MH: The writer and veteran Paul Fussell, in his book Wartime, says that replacements were like “unread books on a shelf”— they got killed off so fast, you never got to know them as people.

Shames: When you got into combat, it was a bit too late to get on the learning curve! Everyone who went into my unit, from the ground up, I made damn sure that he was well-versed, he knew what was going on beforehand. We had meetings constantly, we had map orientations constantly, we had layouts constantly, we had overlays constantly—we knew what we were supposed to do, when we were supposed to do it.

MH: Ambrose and the writers of the Band of Brothers television miniseries portrayed you as an overly severe commander with a very short fuse. Do you agree with that portrayal?

Shames: I had a serious argument with the author of Band of Brothers, and that’s why he almost cut me out completely. When I got the pilot book [a set of advance galleys], I went straight through the roof! When I called him and raised factual points, he told me, “Look—I’m here to sell books.” He added things, he left things out. Take Rod Strohl, who is hardly mentioned. Paul Rogers—how could you write a book about these people and hardly have Rogers in there?

MH: In some editions of the book, there’s a passage where Darrell Powers seems to break down under the demands you put on him, and he doesn’t want to go on a mission.

Shames: That’s not true at all. Once when Ambrose called me, one of the first things he asked had to do with this. I said that Darrell “Shifty” Powers was a guy who would go on any patrol, anywhere, anytime. So don’t print that, because it’s not so. Ambrose replied, “Oh, no, I won’t dare print that.” When I got that pilot book, it was in there. When I called him, he said, “Oh, I’m going to take it out, it’s just a pilot book.” But when the book came out, it was in there. They also started this thing about me yelling at the men and the other officers. Of course I yelled at them! I meant business. This is why I brought more men home than most of the officers in the 506th. I was the only second lieutenant in the regiment who was a platoon leader, and in contrast to the other officers in the 506th, they didn’t even relieve me once. I must have been doing something right.

MH: You’re referring to a scene that made it into the miniseries, where they don’t pick you to lead the company because you yell at the men for interrupting briefings.

Shames: Well, in the first place, I was a brand new officer in Easy Company. They wouldn’t have considered me as a company commander; I wouldn’t have expected them to. So that’s a lot of garbage. And then they portrayed Lewis Nixon as a hero. His father was the owner of Nixon Industries in New Jersey, so no one could touch him. In any event, I’m sure that the men didn’t love me. I didn’t want them to love me; I wanted them to respect me.

MH: What was your impression of Lieutenant Norman Dike, whom some see as a weak and indecisive commander, and who is scathingly portrayed in the miniseries?

Shames: I can’t say I really knew him.
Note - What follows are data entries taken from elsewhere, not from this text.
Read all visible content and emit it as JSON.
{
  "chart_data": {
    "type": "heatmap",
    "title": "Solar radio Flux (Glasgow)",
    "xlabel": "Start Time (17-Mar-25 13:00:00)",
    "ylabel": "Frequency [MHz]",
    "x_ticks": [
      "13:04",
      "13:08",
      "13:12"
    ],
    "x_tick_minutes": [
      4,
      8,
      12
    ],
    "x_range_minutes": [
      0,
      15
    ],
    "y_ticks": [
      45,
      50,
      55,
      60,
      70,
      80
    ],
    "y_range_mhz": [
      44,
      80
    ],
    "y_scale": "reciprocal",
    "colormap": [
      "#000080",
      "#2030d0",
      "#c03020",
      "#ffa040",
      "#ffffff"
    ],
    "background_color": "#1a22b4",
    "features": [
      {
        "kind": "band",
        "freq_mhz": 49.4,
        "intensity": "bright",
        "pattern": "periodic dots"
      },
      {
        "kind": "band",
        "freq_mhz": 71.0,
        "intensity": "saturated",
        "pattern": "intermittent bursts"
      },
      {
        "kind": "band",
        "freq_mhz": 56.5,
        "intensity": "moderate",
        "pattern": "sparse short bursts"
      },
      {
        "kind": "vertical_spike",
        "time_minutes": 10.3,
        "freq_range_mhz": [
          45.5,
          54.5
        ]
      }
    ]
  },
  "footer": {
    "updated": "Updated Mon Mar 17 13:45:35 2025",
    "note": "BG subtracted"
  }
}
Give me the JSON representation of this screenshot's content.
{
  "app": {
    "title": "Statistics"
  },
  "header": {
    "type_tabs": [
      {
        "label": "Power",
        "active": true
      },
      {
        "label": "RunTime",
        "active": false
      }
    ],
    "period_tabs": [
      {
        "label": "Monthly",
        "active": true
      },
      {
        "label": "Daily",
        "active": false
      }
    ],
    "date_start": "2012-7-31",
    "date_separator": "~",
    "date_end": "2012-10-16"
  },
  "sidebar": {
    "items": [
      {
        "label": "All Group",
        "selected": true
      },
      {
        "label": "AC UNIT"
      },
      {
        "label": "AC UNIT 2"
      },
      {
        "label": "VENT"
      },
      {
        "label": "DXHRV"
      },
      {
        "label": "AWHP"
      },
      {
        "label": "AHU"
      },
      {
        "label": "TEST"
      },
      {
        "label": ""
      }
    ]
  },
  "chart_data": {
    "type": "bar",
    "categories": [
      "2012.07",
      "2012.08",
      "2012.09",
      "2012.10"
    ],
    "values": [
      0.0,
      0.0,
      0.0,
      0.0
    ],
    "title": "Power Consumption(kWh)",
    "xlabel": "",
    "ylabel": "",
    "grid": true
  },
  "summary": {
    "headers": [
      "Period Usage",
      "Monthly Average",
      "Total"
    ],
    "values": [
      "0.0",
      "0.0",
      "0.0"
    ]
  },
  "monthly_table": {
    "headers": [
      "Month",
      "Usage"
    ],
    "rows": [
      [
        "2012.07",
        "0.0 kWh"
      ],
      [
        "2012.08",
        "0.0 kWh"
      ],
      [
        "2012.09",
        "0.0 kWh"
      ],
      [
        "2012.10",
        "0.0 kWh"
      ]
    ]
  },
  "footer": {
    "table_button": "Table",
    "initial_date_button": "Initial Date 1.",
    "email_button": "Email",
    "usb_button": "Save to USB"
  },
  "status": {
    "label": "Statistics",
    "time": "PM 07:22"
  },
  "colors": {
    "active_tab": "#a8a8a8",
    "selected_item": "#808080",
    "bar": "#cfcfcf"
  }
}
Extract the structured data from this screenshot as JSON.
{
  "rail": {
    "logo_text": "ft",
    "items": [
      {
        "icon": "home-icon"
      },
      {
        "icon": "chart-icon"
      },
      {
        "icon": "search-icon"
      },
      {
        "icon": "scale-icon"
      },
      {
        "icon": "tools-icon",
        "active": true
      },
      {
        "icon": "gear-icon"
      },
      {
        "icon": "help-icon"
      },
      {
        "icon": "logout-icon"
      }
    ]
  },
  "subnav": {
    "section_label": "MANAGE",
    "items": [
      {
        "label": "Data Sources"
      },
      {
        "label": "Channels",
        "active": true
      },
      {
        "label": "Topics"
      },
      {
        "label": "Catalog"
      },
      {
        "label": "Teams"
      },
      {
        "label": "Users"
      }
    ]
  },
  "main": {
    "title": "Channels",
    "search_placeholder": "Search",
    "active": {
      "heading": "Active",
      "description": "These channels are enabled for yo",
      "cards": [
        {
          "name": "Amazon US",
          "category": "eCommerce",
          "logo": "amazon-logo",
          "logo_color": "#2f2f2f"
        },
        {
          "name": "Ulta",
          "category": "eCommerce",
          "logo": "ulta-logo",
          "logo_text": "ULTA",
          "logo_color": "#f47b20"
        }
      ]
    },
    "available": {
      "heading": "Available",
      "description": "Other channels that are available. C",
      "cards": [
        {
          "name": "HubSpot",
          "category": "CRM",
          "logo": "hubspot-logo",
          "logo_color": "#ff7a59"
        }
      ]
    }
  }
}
He didn’t strike me one way or another.

MH: Which of your men really stood out?

Shames: I had four damn fine soldiers: Paul Rogers, Earl McClung, Shifty Powers and Roderick Strohl. They distinguished themselves constantly. I never said to my men, “You, you and you, go out on a patrol.” I said, “All of you come with me on patrol.”

MH: You were tough at times, but did some of your men understand where you were coming from?

Shames: At the Easy Company reunion in Phoenix in 2002, one of the four men I’ve named came up to me. He said, “Shames, you are the meanest, roughest son of a bitch I’ve ever had to deal with. But you brought us home.”

MH: You understood the need for discipline.

Shames: Not just discipline. Perfection.

Michael Washburn is a New York–based writer and editor specializing in historical and literary subjects. For further reading, he recommends: Wartime: Understanding and Behavior in the Second World War, by Paul Fussell; and Intelligence in War: Knowledge of the Enemy From Napoleon to Al-Quaeda, by John Keegan.

Originally published in the June 2006 issue of Military History. To subscribe, click here.